The evening before this invasion was expected, Eugene came down to dinner looking rather perturbed. He was a little silent during the meal, and when the ladies withdrew, he turned at once to Ayre:
"I have heard from Stafford."
"Ah! what does he say?"
"He has joined the Church of Rome."
"I thought he would."
Morewood grunted angrily.
"Did you tell him to?" he asked Ayre.
"No; I think I referred to it."
"Do you suppose he's honest?" Morewood went on.
"Why not?" asked Eugene. "I could never make out why he didn't go before. What do you say, Ayre?"
Sir Roderick was a little troubled. This exact following of, or anyhow coincidence with, his advice seemed to cast a responsibility upon him.
"Oh, I expect he's honest enough; and it's a splendid field for him," he answered, repeating the argument he had urged to Stafford himself.
"Ayre," said Morewood aggressively, "you've driven that young man to perdition."
"Bosh!" said Ayre. "He's not a sheep to be driven, and Rome isn't perdition. I did no more than give his thoughts a turn."
"I think I am glad," said Eugene; "it is much better in some ways. But he must have gone through another struggle, poor fellow!"
"I doubt it," said Ayre.
"Anyhow, it's rather a score for those chaps," remarked Rickmansworth. "He's a good fish to land."
"Yes, it will make a bit of a sensation," assented Ayre. "We'll see what the Bishop says when he comes to turn Eugene off. By the way, is it public property?"

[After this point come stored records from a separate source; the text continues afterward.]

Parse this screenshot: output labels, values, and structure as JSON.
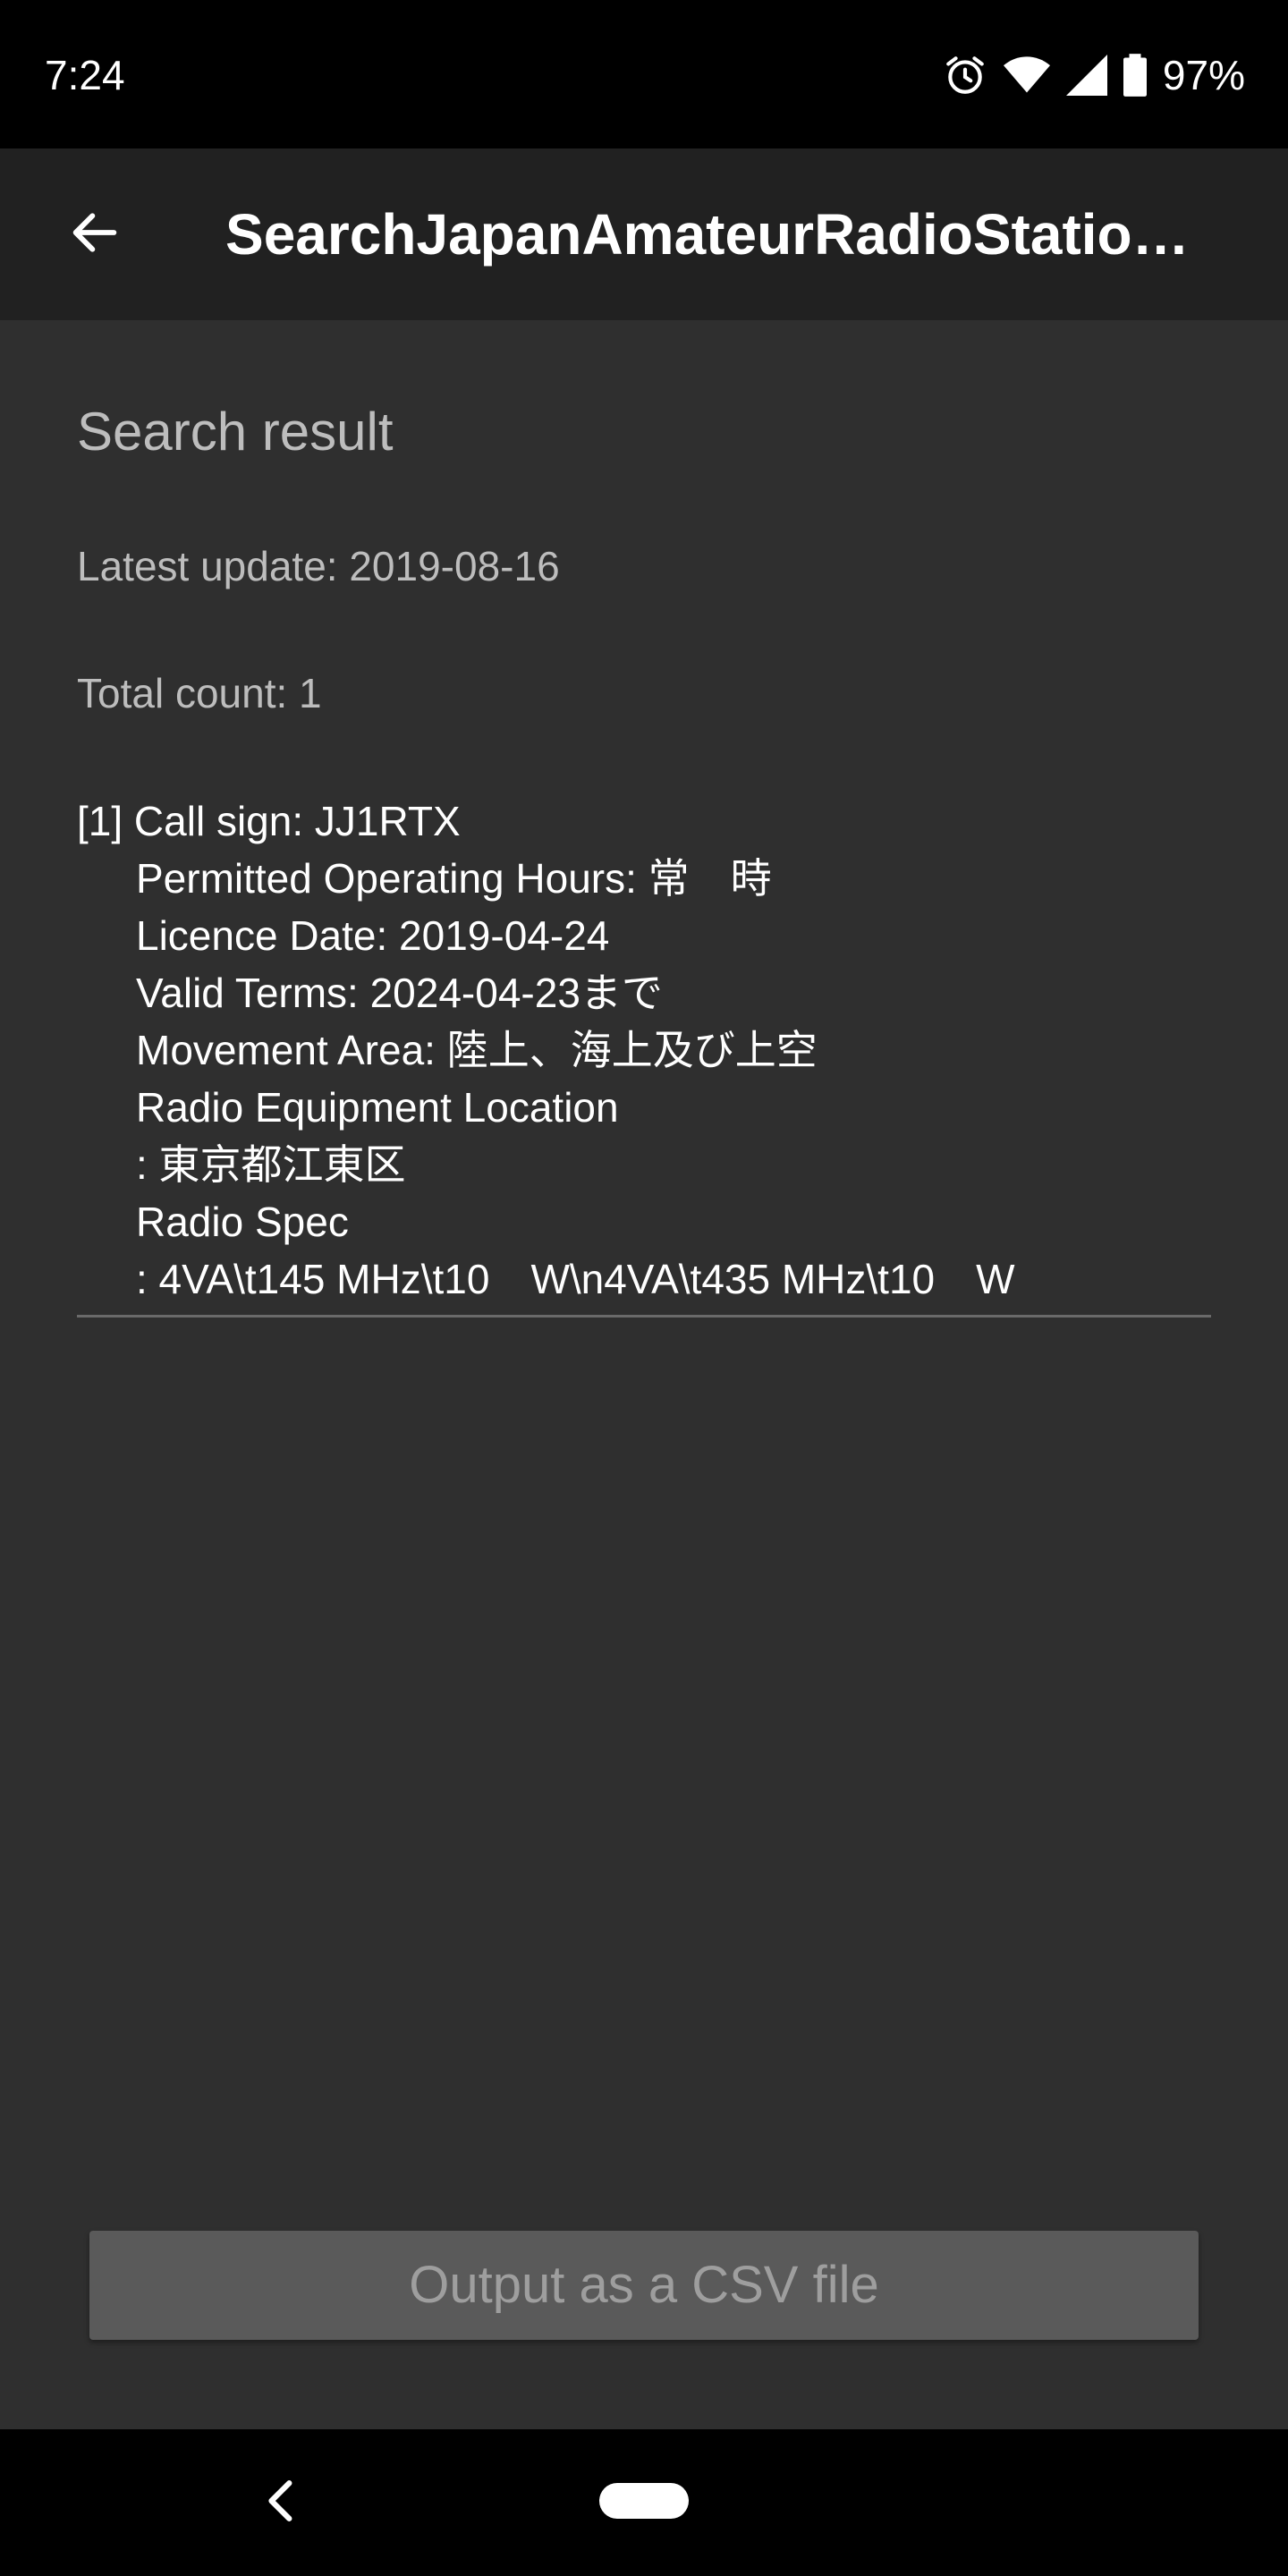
{
  "status_bar": {
    "time": "7:24",
    "battery_pct": "97%",
    "icons": [
      "alarm-icon",
      "wifi-icon",
      "signal-icon",
      "battery-icon"
    ]
  },
  "app_bar": {
    "title": "SearchJapanAmateurRadioStatio…",
    "back_icon": "arrow-back-icon"
  },
  "main": {
    "section_title": "Search result",
    "latest_update": "Latest update: 2019-08-16",
    "total_count": "Total count: 1",
    "results": [
      {
        "call_sign": "[1] Call sign: JJ1RTX",
        "operating_hours": "Permitted Operating Hours: 常　時",
        "licence_date": "Licence Date: 2019-04-24",
        "valid_terms": "Valid Terms: 2024-04-23まで",
        "movement_area": "Movement Area: 陸上、海上及び上空",
        "equipment_location_label": "Radio Equipment Location",
        "equipment_location_value": ": 東京都江東区",
        "radio_spec_label": "Radio Spec",
        "radio_spec_value": ": 4VA\\t145 MHz\\t10　W\\n4VA\\t435 MHz\\t10　W"
      }
    ],
    "csv_button_label": "Output as a CSV file"
  },
  "nav_bar": {
    "back_icon": "nav-back-icon",
    "home_icon": "nav-home-pill-icon"
  },
  "colors": {
    "background": "#2f2f2f",
    "app_bar": "#212121",
    "status_bar": "#000000",
    "button": "#5a5a5a",
    "secondary_text": "#bdbdbd",
    "primary_text": "#ffffff"
  }
}
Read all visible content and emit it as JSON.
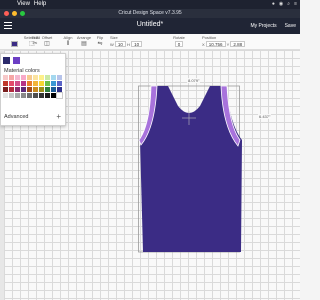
{
  "menubar": {
    "apple_glyph": "",
    "items": [
      "",
      "View",
      "Help"
    ],
    "tray_glyphs": [
      "●",
      "◉",
      "⌕",
      "≡"
    ]
  },
  "window": {
    "title": "Cricut Design Space  v7.3.95",
    "traffic_colors": [
      "#ff5f57",
      "#febc2e",
      "#28c840"
    ]
  },
  "header": {
    "doc_title": "Untitled*",
    "my_projects": "My Projects",
    "save": "Save"
  },
  "toolbar": {
    "color_value": "#3b2c85",
    "select_all": "Select All",
    "edit": "Edit",
    "offset": "Offset",
    "align": "Align",
    "arrange": "Arrange",
    "flip": "Flip",
    "size": "Size",
    "rotate": "Rotate",
    "position": "Position",
    "size_w_label": "W",
    "size_w_value": "10",
    "size_h_label": "H",
    "size_h_value": "10",
    "rotate_value": "0",
    "pos_x_label": "X",
    "pos_x_value": "10.756",
    "pos_y_label": "Y",
    "pos_y_value": "2.88"
  },
  "color_picker": {
    "selected_colors": [
      "#2b2a6b",
      "#6c3fc4"
    ],
    "label": "Material colors",
    "palette": [
      "#f7c9c9",
      "#f6a6a6",
      "#f4b7cf",
      "#f8a9c9",
      "#f6ca8f",
      "#fbe3a0",
      "#fdf08a",
      "#c9e9a5",
      "#a4d8ef",
      "#b6c3ea",
      "#c0392b",
      "#e34b6a",
      "#d24f8a",
      "#b53487",
      "#e87c2a",
      "#f2b53a",
      "#f6d634",
      "#6bbf49",
      "#3a97d4",
      "#5a63c7",
      "#7a1f1f",
      "#b22b3d",
      "#8c2a6d",
      "#5e2a79",
      "#a24a17",
      "#c98a1e",
      "#9b8e1a",
      "#2f7f3c",
      "#1e5d97",
      "#2e2f8a",
      "#e3e3e3",
      "#c7c7c7",
      "#a8a8a8",
      "#8a8a8a",
      "#6c6c6c",
      "#4f4f4f",
      "#333333",
      "#1b1b1b",
      "#000000",
      "#ffffff"
    ],
    "advanced_label": "Advanced",
    "plus_glyph": "+"
  },
  "design": {
    "fill_color": "#3b2c85",
    "trim_color": "#a873dc",
    "trim_edge": "#ffffff",
    "width_readout": "8.079\"",
    "height_readout": "6.437\""
  }
}
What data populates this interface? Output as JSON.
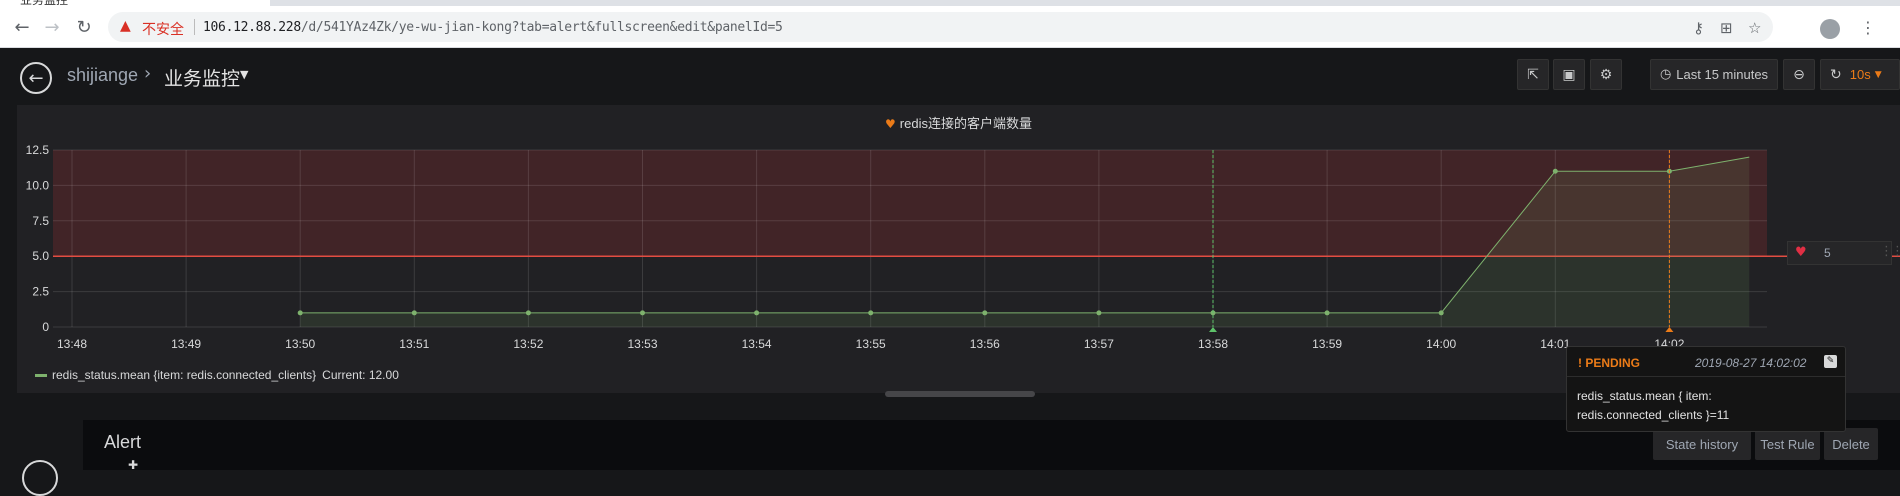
{
  "browser": {
    "tab_title": "业务监控",
    "insecure_label": "不安全",
    "url_host": "106.12.88.228",
    "url_path": "/d/541YAz4Zk/ye-wu-jian-kong?tab=alert&fullscreen&edit&panelId=5"
  },
  "nav": {
    "folder": "shijiange",
    "separator": "›",
    "dashboard": "业务监控",
    "time_range": "Last 15 minutes",
    "refresh_interval": "10s"
  },
  "panel": {
    "title": "redis连接的客户端数量",
    "legend_label": "redis_status.mean {item: redis.connected_clients}",
    "legend_current": "Current: 12.00",
    "threshold_value": "5"
  },
  "tooltip": {
    "state": "PENDING",
    "time": "2019-08-27 14:02:02",
    "message": "redis_status.mean { item: redis.connected_clients }=11"
  },
  "alert": {
    "title": "Alert",
    "state_history": "State history",
    "test_rule": "Test Rule",
    "delete": "Delete"
  },
  "colors": {
    "series": "#7eb26d",
    "threshold": "#e24d42",
    "accent": "#eb7b18"
  },
  "chart_data": {
    "type": "line",
    "title": "redis连接的客户端数量",
    "x_ticks": [
      "13:48",
      "13:49",
      "13:50",
      "13:51",
      "13:52",
      "13:53",
      "13:54",
      "13:55",
      "13:56",
      "13:57",
      "13:58",
      "13:59",
      "14:00",
      "14:01",
      "14:02"
    ],
    "y_ticks": [
      "0",
      "2.5",
      "5.0",
      "7.5",
      "10.0",
      "12.5"
    ],
    "ylim": [
      0,
      12.5
    ],
    "threshold": 5,
    "series": [
      {
        "name": "redis_status.mean {item: redis.connected_clients}",
        "x": [
          "13:50",
          "13:51",
          "13:52",
          "13:53",
          "13:54",
          "13:55",
          "13:56",
          "13:57",
          "13:58",
          "13:59",
          "14:00",
          "14:01",
          "14:02",
          "14:02:42"
        ],
        "y": [
          1,
          1,
          1,
          1,
          1,
          1,
          1,
          1,
          1,
          1,
          1,
          11,
          11,
          12
        ]
      }
    ],
    "annotations": [
      {
        "time": "13:58",
        "color": "#5ec26a"
      },
      {
        "time": "14:02",
        "color": "#eb7b18"
      }
    ],
    "grid": true,
    "legend": "bottom-left"
  }
}
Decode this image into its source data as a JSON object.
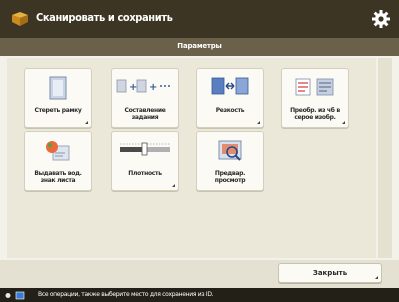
{
  "header": {
    "title": "Сканировать и сохранить",
    "subtitle": "Параметры"
  },
  "tiles": [
    {
      "label": "Стереть рамку"
    },
    {
      "label": "Составление\nзадания"
    },
    {
      "label": "Резкость"
    },
    {
      "label": "Преобр. из чб в\nсерое изобр."
    },
    {
      "label": "Выдавать вод.\nзнак листа"
    },
    {
      "label": "Плотность"
    },
    {
      "label": "Предвар.\nпросмотр"
    }
  ],
  "footer": {
    "close_label": "Закрыть"
  },
  "status": {
    "message": "Все операции, также выберите место для сохранения из ID."
  },
  "colors": {
    "titlebar": "#3d3524",
    "subheader": "#6b6049",
    "panel": "#ebe8da",
    "tile": "#fbfaf4",
    "statusbar": "#232017"
  },
  "icons": {
    "title": "scan-save-icon",
    "settings": "gear-icon"
  }
}
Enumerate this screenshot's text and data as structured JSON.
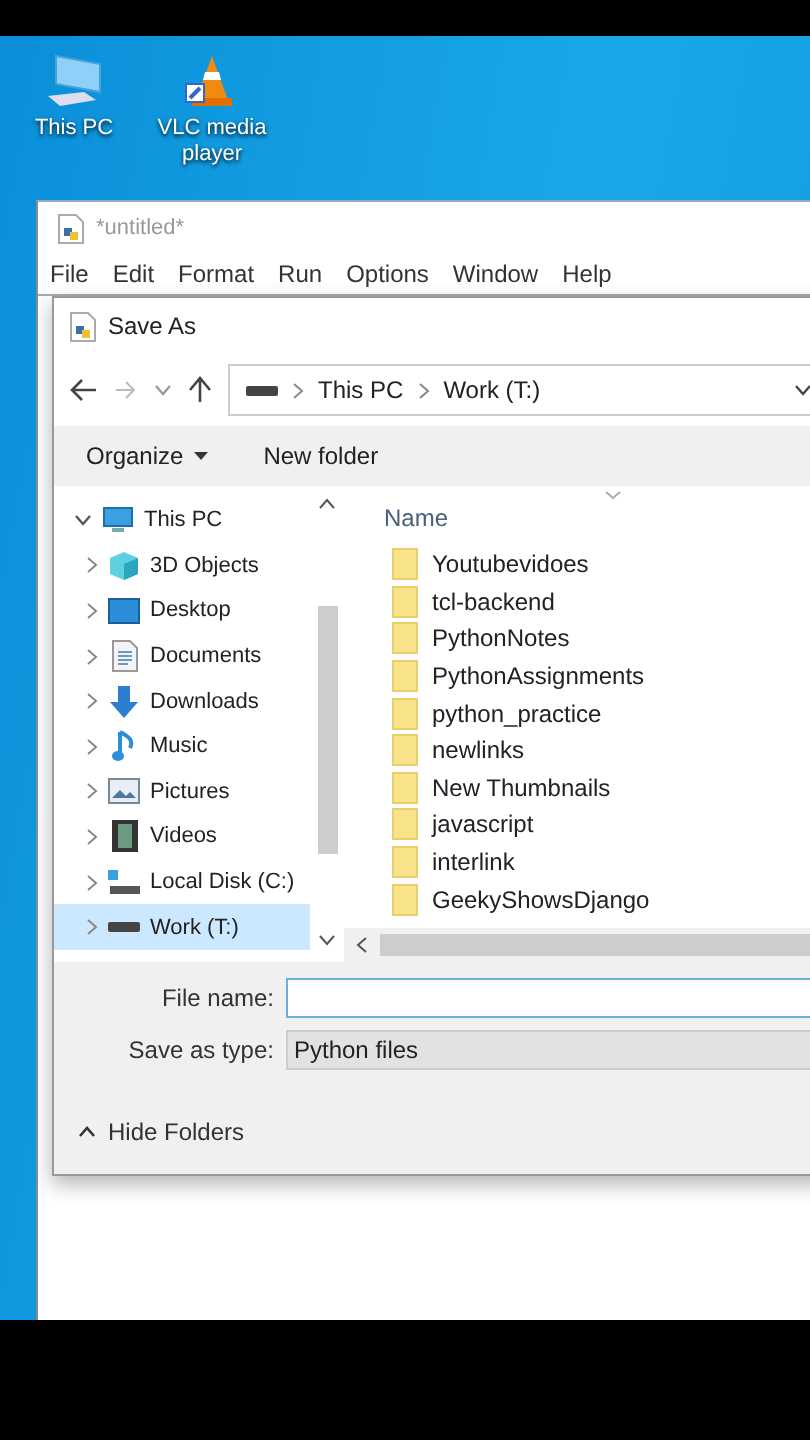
{
  "desktop_icons": [
    {
      "label": "This PC",
      "kind": "pc"
    },
    {
      "label": "VLC media player",
      "kind": "cone"
    }
  ],
  "editor_window": {
    "title": "*untitled*",
    "menu": [
      "File",
      "Edit",
      "Format",
      "Run",
      "Options",
      "Window",
      "Help"
    ]
  },
  "save_dialog": {
    "title": "Save As",
    "address": [
      "This PC",
      "Work (T:)"
    ],
    "toolbar": {
      "organize": "Organize",
      "new_folder": "New folder"
    },
    "tree": [
      {
        "label": "This PC",
        "kind": "pc",
        "expanded": true,
        "selected": false,
        "children": [
          {
            "label": "3D Objects",
            "kind": "objects",
            "selected": false
          },
          {
            "label": "Desktop",
            "kind": "desktop",
            "selected": false
          },
          {
            "label": "Documents",
            "kind": "documents",
            "selected": false
          },
          {
            "label": "Downloads",
            "kind": "downloads",
            "selected": false
          },
          {
            "label": "Music",
            "kind": "music",
            "selected": false
          },
          {
            "label": "Pictures",
            "kind": "pictures",
            "selected": false
          },
          {
            "label": "Videos",
            "kind": "videos",
            "selected": false
          },
          {
            "label": "Local Disk (C:)",
            "kind": "disk",
            "selected": false
          },
          {
            "label": "Work (T:)",
            "kind": "drive",
            "selected": true
          }
        ]
      }
    ],
    "file_list": {
      "column": "Name",
      "items": [
        "Youtubevidoes",
        "tcl-backend",
        "PythonNotes",
        "PythonAssignments",
        "python_practice",
        "newlinks",
        "New Thumbnails",
        "javascript",
        "interlink",
        "GeekyShowsDjango"
      ]
    },
    "file_name": {
      "label": "File name:"
    },
    "save_type": {
      "label": "Save as type:",
      "value": "Python files"
    },
    "hide_folders": "Hide Folders"
  }
}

"It will be in the papers, I expect, to-morrow. I wonder what they'll say!"
"Everything but the truth."
"By Jove, I hope so. And we alone know the secret history!"
"Yes," said Ayre; "and you, Rick, will have to sit silent and hear the enemy triumph."
Lord Rickmansworth did not think it worth while to repudiate the odium theologicum imputed to him. Probably he knew he was in reality above the suspicion of caring for such things.
"Shall you tell Claudia?" Ayre asked Eugene, as they went upstairs.
"Yes; I shall show her his letter. I think I ought, don't you?"
"Perhaps; will you show it me?"
"Yes; in fact he asks me to give you the news, as he is too occupied to write to you. The note is quite short, and, I think, studiously reserved."
He gave it to Ayre, who read it silently. It ran:
"A line to wish Lady Claudia and yourself all happiness and joy. Do not let your joy be shadowed by over-kind thoughts of me. I am my own man again. You will see soon by the papers that I have taken the important step of being received into the Catholic Church. I need not trouble you with an argument. I think I have done well, and hope to find there work for my hands to do. Pray give this news to Ayre, and with it my most warm and friendly remembrances. I would write but for my stress of work. He was a friend to me in my need. They are sending me to Rome for a time; after that I hope I shall come to England, and renew my friendships. Good-by, old fellow, till then. I long for hst' agauofrosune kai soiV aganiV epeessiu.
"That doesn't tell one much, does it?"
"No," said Ayre; "but we shall learn more if we watch him."
Claudia came up, and they gave her the note to read.
She read it, asking to have the Greek translated to her. Then she said to Ayre:
"What does it mean?"
"Why do you ask me?"
"Because you are most likely to know."
"Mind, I may be wrong; I may do him injustice, but I think--"
"Yes?" she said impatiently.
"I think, Lady Claudia, you have spoilt a Saint and made a Cardinal!"